Today even intelligent people do not know the meaning behind different caste duties. "How can the work done by one man be according to dharma and meritorious while the same done by another is contrary to dharma and sinful?" they ask. In the olden days even unlettered people knew that it was a sin to adopt the vocation and duties of another jati because it was injurious to society. They worked together during temple festivals and in carrying out public duties but in matters like food and so on they did not mix together since such mixing, they knew, was harmful to their traditional vocations. The mingling of castes, they realised, would damage the system of vocations, the system that was devised for the good of all society. For thousands of years all castes have lived according to this system, finding happiness and fulfilment in it. If they had not found such happiness and fulfilment, they would have surely rebelled against the system.
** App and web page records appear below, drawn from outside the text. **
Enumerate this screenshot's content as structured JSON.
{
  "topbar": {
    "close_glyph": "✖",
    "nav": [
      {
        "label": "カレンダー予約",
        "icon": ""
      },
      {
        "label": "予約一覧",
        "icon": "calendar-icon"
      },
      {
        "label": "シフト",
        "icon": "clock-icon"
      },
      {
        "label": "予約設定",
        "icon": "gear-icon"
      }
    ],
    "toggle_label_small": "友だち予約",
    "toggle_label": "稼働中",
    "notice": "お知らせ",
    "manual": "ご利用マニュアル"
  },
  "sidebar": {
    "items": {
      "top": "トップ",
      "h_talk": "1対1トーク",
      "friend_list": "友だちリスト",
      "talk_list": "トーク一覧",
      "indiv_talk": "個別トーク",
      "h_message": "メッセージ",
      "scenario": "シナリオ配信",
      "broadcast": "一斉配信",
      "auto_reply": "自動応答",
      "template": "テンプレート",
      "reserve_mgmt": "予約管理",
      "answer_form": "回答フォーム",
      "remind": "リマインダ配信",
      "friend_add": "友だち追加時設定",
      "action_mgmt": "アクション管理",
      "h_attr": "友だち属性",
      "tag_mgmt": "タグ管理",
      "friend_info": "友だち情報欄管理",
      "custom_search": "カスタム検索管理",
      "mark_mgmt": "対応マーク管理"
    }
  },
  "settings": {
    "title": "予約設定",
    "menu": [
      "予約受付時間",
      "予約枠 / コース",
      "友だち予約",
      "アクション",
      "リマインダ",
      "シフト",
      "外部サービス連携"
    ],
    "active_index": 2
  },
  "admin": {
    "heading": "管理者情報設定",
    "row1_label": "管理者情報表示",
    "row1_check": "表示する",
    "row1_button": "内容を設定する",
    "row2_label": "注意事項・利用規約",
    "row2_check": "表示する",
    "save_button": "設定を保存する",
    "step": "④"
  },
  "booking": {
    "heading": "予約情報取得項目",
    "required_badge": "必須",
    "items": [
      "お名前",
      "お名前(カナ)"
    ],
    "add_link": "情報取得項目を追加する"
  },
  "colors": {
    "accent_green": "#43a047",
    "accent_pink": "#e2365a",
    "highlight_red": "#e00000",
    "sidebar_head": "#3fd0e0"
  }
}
After the inception of British rule, Brahmins lost their royal grants of land but got jobs in the government. With the introduction of machines and increased urbanisation, the handicrafts were destroyed and village life received a setback. While other communities found it difficult to get jobs, Brahmins were able to earn their upkeep without any physical exertion. This shook the very foundations of the system of four varnas and the British now used the opportunity to introduce new principle of egalitarianism and the race theory. People lost their faith in the sastras and with it there was a change in the outlook. If by the grace of Isvara, the old system is restored, the work done by every individual - from the Brahmin to the Pancama - will bring inward purity to all. Besides there will the realisation that each, according to his hereditary occupation, will contribute to the general welfare of the mankind. If we pause to reflect on the subject, we will feel proud of varna dharma instead of feeling ashamed of it-and we will also develop a deep respect for those who created it.